The region's two economic epicentres, neighbouring Sharjah and Lingah in modern-day Iran, were already losing business to bustling Dubai. Sheikh Maktoum decided to capitalise on the opportunity. In 1892 he signed an exclusive business deal with the British and in 1894 permitted a full tax exemption for foreign traders. Persian merchants were the first group of expats to take advantage of the deal, but traders the world over were on the way.
In 1903, when the sheikh convinced a major British steamship line to make Dubai a port of call, a 25-year boom began. The Great Depression, compounded by the emergence of artificial pearls in 1929, cast a dark cloud over Dubai's newfound prosperity. Young Sheikh Rashid bin Saeed al-Maktoum, convinced that the pearl trade was dead, decided that this cloud had a 24-karat lining. Dubai wasn't duty-free for nothing. Soon, the re-export business, whereby goods were cheaply imported into a duty-free port and immediately exported to another market, exploded. After Dubai Creek was dredged in 1963, allowing almost any boat safe harbour, gold smuggling took off like a rocket.
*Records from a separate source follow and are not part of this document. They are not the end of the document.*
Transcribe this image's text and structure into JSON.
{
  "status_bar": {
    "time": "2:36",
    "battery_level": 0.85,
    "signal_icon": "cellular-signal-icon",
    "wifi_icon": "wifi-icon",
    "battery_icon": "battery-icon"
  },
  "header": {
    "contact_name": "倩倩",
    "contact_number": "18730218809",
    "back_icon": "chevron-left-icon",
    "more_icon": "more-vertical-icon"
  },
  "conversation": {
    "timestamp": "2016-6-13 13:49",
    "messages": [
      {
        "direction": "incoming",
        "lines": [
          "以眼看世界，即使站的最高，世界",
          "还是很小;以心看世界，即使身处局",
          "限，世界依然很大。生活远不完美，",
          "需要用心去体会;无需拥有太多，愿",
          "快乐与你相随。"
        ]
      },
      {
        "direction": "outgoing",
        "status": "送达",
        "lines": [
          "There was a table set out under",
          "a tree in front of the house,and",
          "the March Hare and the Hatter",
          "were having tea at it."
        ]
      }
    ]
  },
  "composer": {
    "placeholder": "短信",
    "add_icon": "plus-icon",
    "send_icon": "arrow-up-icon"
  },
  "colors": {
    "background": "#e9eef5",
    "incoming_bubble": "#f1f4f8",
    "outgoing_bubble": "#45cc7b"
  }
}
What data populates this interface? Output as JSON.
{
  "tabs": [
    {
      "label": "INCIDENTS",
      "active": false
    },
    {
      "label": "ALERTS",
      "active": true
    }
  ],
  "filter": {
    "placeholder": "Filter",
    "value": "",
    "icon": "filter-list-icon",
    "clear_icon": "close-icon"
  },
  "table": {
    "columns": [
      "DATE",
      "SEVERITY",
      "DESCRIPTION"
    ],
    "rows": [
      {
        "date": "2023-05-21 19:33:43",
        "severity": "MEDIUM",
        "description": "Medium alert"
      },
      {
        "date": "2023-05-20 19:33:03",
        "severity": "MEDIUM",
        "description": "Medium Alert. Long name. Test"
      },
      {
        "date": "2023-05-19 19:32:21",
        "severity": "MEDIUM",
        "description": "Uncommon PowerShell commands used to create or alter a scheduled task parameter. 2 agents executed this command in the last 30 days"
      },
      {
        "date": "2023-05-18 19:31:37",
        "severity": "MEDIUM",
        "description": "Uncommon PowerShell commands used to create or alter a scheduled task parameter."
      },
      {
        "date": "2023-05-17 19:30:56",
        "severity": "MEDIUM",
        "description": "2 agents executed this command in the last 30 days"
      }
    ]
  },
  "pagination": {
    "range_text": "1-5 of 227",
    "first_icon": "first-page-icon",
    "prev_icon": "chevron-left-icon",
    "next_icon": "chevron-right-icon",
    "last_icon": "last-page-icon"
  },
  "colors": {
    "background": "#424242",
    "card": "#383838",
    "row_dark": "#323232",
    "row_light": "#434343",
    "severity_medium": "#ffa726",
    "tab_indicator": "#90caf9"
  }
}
Dubai's lucky streak had only just begun. In 1966, oil was discovered and the economy kicked into overdrive. The British had already decided to pack up the empire and head home, and in 1971, Dubai became the seventh emirate of the newly formed UAE. Sheikh Rashid agreed to a formula that gave the emirates of Abu Dhabi and Dubai the most weight in the federation, and made sure that Dubai would continue living life in the fast lane. Border disputes and friction about the integration of the Emirates led to some tension, but in 1979, Sheikh Rashid and Sheikh Zayed of Abu Dhabi sealed a compromise; in effect, Dubai would remain a bastion of free trade while Abu Dhabi imposed a tighter federal structure on the rest of the Emirates.
When Sheikh Rashid, the architect of Dubai's success and unrivalled financial freedom, died in 1990, his son Sheikh Maktoum took the reins of power. The core of Maktoum's policies were economic freedom and the no-holds-barred promotion of Dubai, the public face of which was his brother Sheikh Mohammed, who took over after Sheikh Maktoum's death in 2006.
World-class tennis tournaments, boat and horse races, desert rallies and one of the largest air shows in the world attract millions of visitors to the city. Other high-profile events, such as the Dubai Shopping Festival and Dubai Summer Surprises, bring hordes of tourists into town. With oil revenues now only for only 6% of Dubai's income, post-petroleum Dubai is going to be in good shape.
The story of Dubai reads like a rags-to-riches tale, and indeed, it is hard to imagine anywhere else in the world that has developed at such a pace, in such a short time, for so many different people.